Recorded information:

((

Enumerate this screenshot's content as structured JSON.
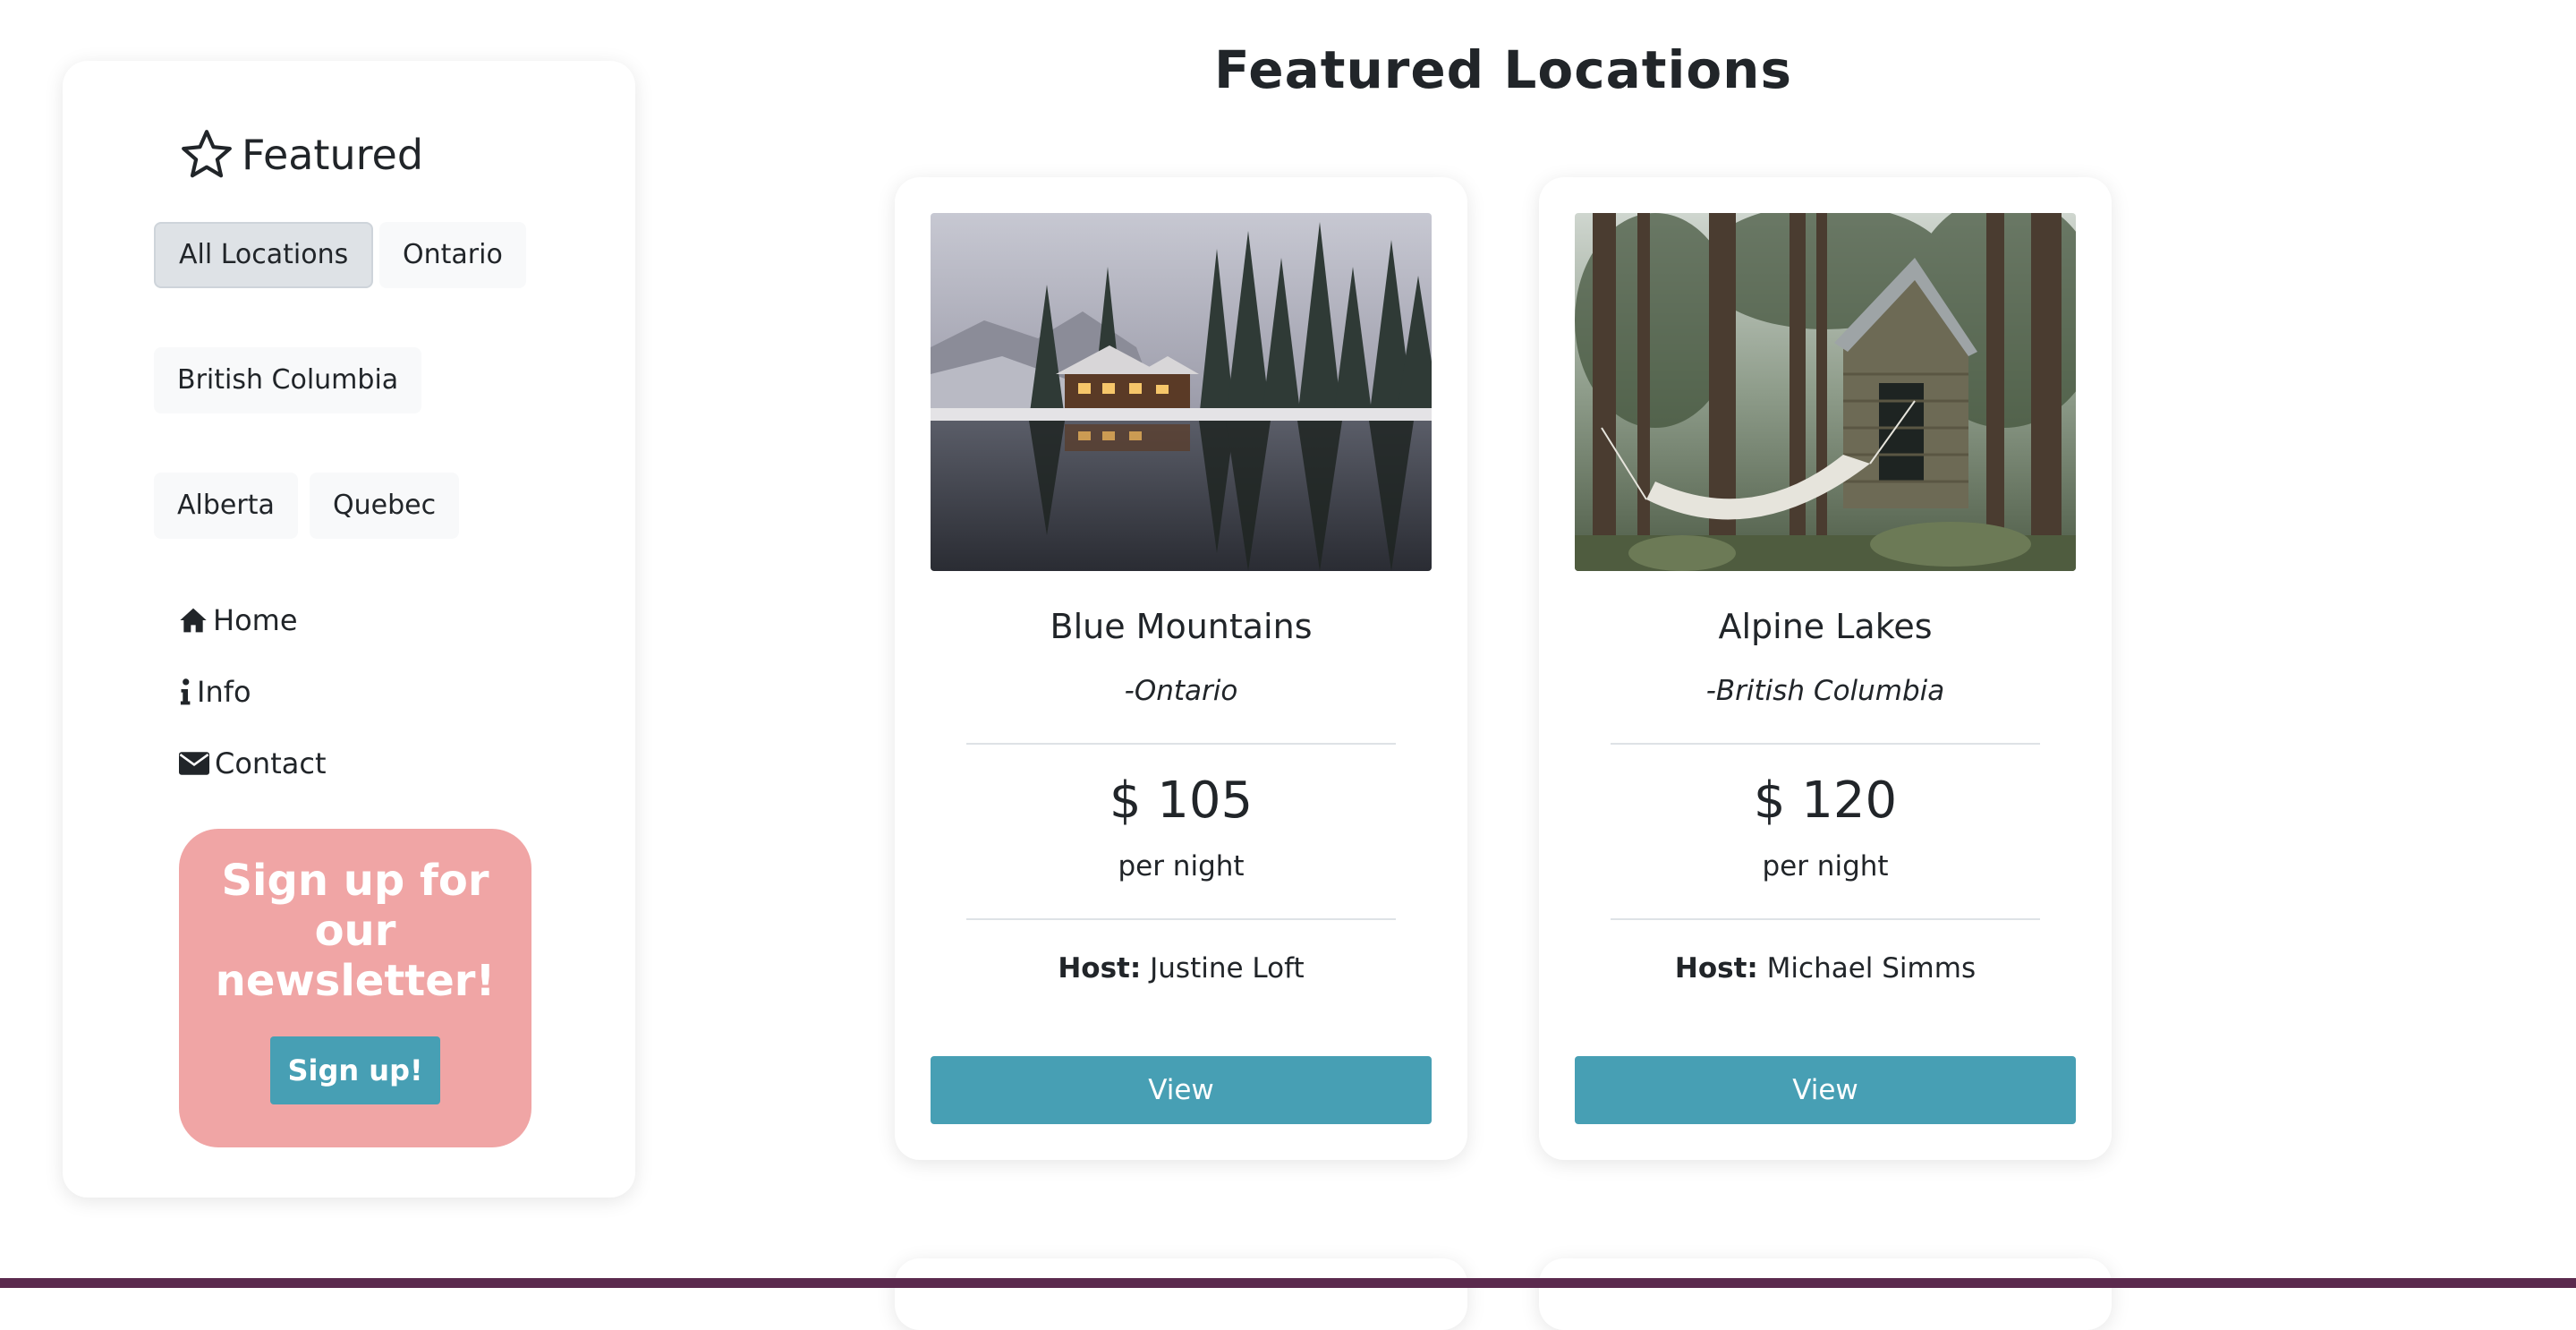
{
  "sidebar": {
    "heading": "Featured",
    "filters": [
      "All Locations",
      "Ontario",
      "British Columbia",
      "Alberta",
      "Quebec"
    ],
    "active_filter": "All Locations",
    "nav": [
      {
        "label": "Home",
        "icon": "home-icon"
      },
      {
        "label": "Info",
        "icon": "info-icon"
      },
      {
        "label": "Contact",
        "icon": "envelope-icon"
      }
    ],
    "newsletter": {
      "title": "Sign up for our newsletter!",
      "button": "Sign up!"
    }
  },
  "main": {
    "title": "Featured Locations",
    "cards": [
      {
        "name": "Blue Mountains",
        "region": "-Ontario",
        "price": "$ 105",
        "price_unit": "per night",
        "host_label": "Host:",
        "host_name": "Justine Loft",
        "button": "View",
        "image": "snowy lakeside cabin"
      },
      {
        "name": "Alpine Lakes",
        "region": "-British Columbia",
        "price": "$ 120",
        "price_unit": "per night",
        "host_label": "Host:",
        "host_name": "Michael Simms",
        "button": "View",
        "image": "forest cabin with hammock"
      }
    ]
  },
  "colors": {
    "accent": "#479fb4",
    "newsletter_bg": "#f0a5a5",
    "active_filter_bg": "#dee2e6",
    "filter_bg": "#f8f9fa",
    "bottom_bar": "#5b2a4e"
  }
}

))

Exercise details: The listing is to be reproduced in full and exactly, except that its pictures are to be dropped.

Answer to this task:
Enumerate this screenshot's content as structured JSON.
{
  "sidebar": {
    "heading": "Featured",
    "filters": [
      "All Locations",
      "Ontario",
      "British Columbia",
      "Alberta",
      "Quebec"
    ],
    "active_filter": "All Locations",
    "nav": [
      {
        "label": "Home",
        "icon": "home-icon"
      },
      {
        "label": "Info",
        "icon": "info-icon"
      },
      {
        "label": "Contact",
        "icon": "envelope-icon"
      }
    ],
    "newsletter": {
      "title": "Sign up for our newsletter!",
      "button": "Sign up!"
    }
  },
  "main": {
    "title": "Featured Locations",
    "cards": [
      {
        "name": "Blue Mountains",
        "region": "-Ontario",
        "price": "$ 105",
        "price_unit": "per night",
        "host_label": "Host:",
        "host_name": "Justine Loft",
        "button": "View",
        "image": "snowy lakeside cabin"
      },
      {
        "name": "Alpine Lakes",
        "region": "-British Columbia",
        "price": "$ 120",
        "price_unit": "per night",
        "host_label": "Host:",
        "host_name": "Michael Simms",
        "button": "View",
        "image": "forest cabin with hammock"
      }
    ]
  },
  "colors": {
    "accent": "#479fb4",
    "newsletter_bg": "#f0a5a5",
    "active_filter_bg": "#dee2e6",
    "filter_bg": "#f8f9fa",
    "bottom_bar": "#5b2a4e"
  }
}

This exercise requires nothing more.